I sold and gave away 250 Finnish Common Prayer Books

In the middle of Sept. 1828, two of my pious neighbors called on me. Our conversation was chiefly respecting an excellent young man and his wife, who wished to visit an island in the gulf of Finland, named Hogland. It contains about 600 inhabitants, but without a resident pastor or apothecary. The young man had been a theological student in a celebrated university, and his wife was the daughter of a physician, and possessed a good knowledge of medicine.

On the 29th of September — memorable day! — I was packing one of their boxes with medicine, apparel, tracts, and Bibles, when a poor woman from the suburbs called at my house, and the following conversation took place: "Can you read?" "Yes, I can read Finnish." I then put a Finnish Bible into her hands, which she appeared to read fluently. "Have you ever possessed a Bible?" "No, never." "Should you like to buy one?" "Oh yes, I should like it, but I have not money enough." "How much money have you?" "Alas! I have only one ruble." "Well, good woman, you shall have it for a ruble: take it." At this intelligence her eyes sparkled with joy. As she was going away, I requested her to publish it among her neighbors, and to inform them that they might also have a Bible for a ruble. She went immediately to the hay-market, which is the great resort of her countrymen, and there she gave publicity to the glad tidings she had heard, and as a proof of its certainty she exhibited the book. The effect was wonderful! The inteligence flew to all the surrounding villages, and, in the space of six weeks, we sold eight hundred Finnish Bibles.

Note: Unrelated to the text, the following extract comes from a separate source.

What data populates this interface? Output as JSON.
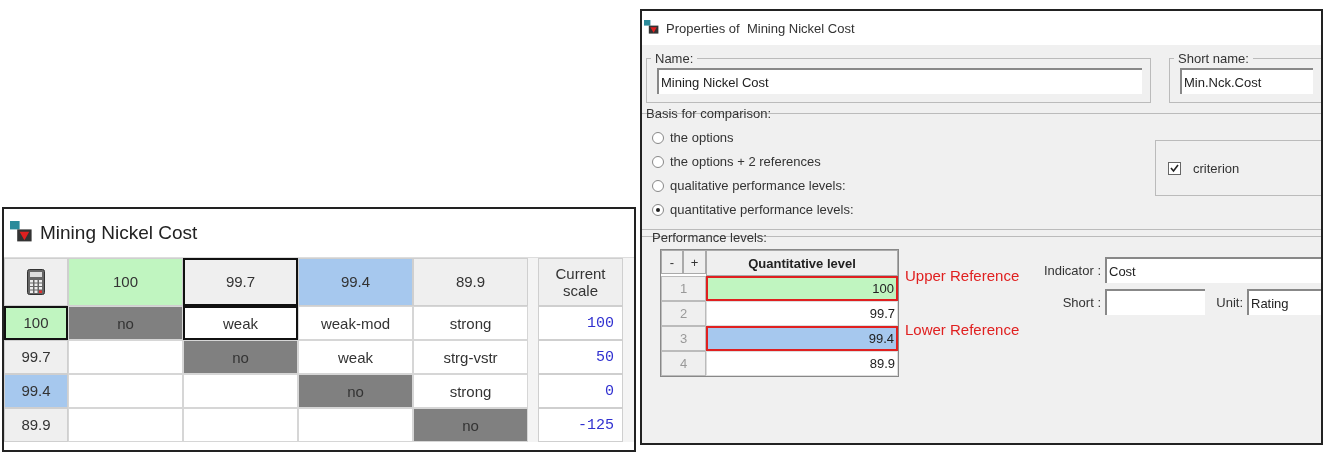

Tuesday, March 9, 2010

Studies in the slums

I looked to where he pointed. On the wall, near the small looking-glass, hung a round cap with hanging fox's tail—such a cap as the half-bloods of our north-western forests wear, and the peasants of the European North as well.

Jan smiled as he saw my puzzled look. "It iss vy I say I vill tell it all," he went on in his grave, steady voice. "Ven I see dat it iss to see de North. For, see, it vas not alvays I am in de city. No. It iss true I am many years in Stockholm, but I am not Swede: I am Finn—yes, true Finn—and know my own tongue vell, and dat iss vat some Finns vill nefer do. I haf learn to read Swedish, for I must. Our own tongue iss not for us, but I learn it, and Brita dere, she know it too. Brita iss of Helsingfors, and I am of de country far out, but I come dere vid fur, for I hunt many months each year. Den I know Brita, and ve marry, and I must stay in de city, and I am strong; and first I am porter, but soon dey know I read and can be drusted, and it iss china dat I must put in boxes all day, and I know soon how to touch it so as it nefer break.

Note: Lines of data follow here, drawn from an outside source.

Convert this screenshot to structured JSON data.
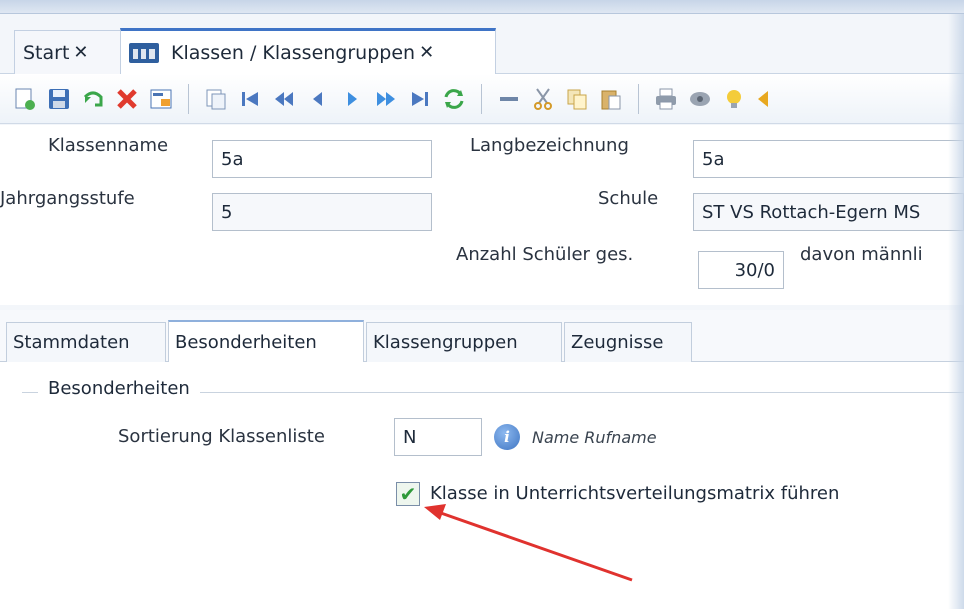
{
  "tabs": {
    "start_label": "Start",
    "close_glyph": "✕",
    "active_label": "Klassen / Klassengruppen"
  },
  "toolbar": {
    "icons": [
      "new-document-icon",
      "save-icon",
      "undo-icon",
      "delete-icon",
      "edit-form-icon",
      "copy-record-icon",
      "first-record-icon",
      "fast-back-icon",
      "previous-icon",
      "next-icon",
      "fast-forward-icon",
      "last-record-icon",
      "refresh-icon",
      "minus-icon",
      "cut-icon",
      "copy-icon",
      "paste-icon",
      "print-icon",
      "preview-icon",
      "hint-bulb-icon",
      "arrow-icon"
    ]
  },
  "form": {
    "klassenname_label": "Klassenname",
    "klassenname_value": "5a",
    "langbezeichnung_label": "Langbezeichnung",
    "langbezeichnung_value": "5a",
    "jahrgangsstufe_label": "Jahrgangsstufe",
    "jahrgangsstufe_value": "5",
    "schule_label": "Schule",
    "schule_value": "ST VS Rottach-Egern MS",
    "anzahl_label": "Anzahl Schüler ges.",
    "anzahl_value": "30/0",
    "davon_label": "davon männli"
  },
  "subtabs": {
    "stammdaten": "Stammdaten",
    "besonderheiten": "Besonderheiten",
    "klassengruppen": "Klassengruppen",
    "zeugnisse": "Zeugnisse"
  },
  "panel": {
    "group_title": "Besonderheiten",
    "sortierung_label": "Sortierung Klassenliste",
    "sortierung_value": "N",
    "hint_text": "Name Rufname",
    "checkbox_label": "Klasse in Unterrichtsverteilungsmatrix führen",
    "checkbox_checked": true
  },
  "colors": {
    "accent": "#3f74c6",
    "arrow": "#e0322e",
    "check": "#2f9a3a"
  }
}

"But dere is not money. My Brita iss born, and little Jan, and I dink alvay, 'I must haf home vere dey may know more;' and all de days it iss America dat dey say iss home for all, and much money—so much no man can be hungry, and vork iss for all. Brita iss ready, and soon ve come, and all de children glad. Yes, dere are six, and good children dat lofe us, and I say efery day, 'Oh, my God, but you are so good! and my life lofes you, for so much good I haf.' Brita too iss happy. She vork hard, but ve do not care, and ve dink, 'Soon ve can rest a little, for it iss not so hard dere as here;' and ve sail to America.

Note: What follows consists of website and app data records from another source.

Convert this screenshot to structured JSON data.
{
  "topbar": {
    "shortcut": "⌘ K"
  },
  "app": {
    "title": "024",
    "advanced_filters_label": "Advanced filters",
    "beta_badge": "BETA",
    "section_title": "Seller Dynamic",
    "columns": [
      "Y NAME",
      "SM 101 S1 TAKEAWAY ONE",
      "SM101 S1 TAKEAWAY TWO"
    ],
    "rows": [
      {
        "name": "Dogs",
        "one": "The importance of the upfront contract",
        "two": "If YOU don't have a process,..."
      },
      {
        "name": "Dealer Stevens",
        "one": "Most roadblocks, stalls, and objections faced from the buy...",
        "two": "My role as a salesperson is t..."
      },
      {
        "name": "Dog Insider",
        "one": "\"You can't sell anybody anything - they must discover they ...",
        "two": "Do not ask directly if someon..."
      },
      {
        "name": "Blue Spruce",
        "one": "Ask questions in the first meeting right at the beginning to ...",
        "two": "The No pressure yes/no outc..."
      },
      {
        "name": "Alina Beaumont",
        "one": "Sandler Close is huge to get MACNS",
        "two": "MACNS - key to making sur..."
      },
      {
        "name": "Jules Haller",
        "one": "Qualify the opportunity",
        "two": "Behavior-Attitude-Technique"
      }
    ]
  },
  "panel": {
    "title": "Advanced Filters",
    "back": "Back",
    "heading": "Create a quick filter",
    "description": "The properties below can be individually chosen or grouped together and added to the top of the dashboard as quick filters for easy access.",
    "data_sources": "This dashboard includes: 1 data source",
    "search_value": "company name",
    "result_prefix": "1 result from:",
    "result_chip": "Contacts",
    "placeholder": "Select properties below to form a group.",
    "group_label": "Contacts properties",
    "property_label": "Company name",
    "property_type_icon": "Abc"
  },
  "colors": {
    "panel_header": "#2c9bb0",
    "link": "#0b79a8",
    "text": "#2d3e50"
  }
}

Studies in the slums. IV Jan of the north in
Lippincott's Magazine of Popular Literature and Science, Vol. 26, October, 1880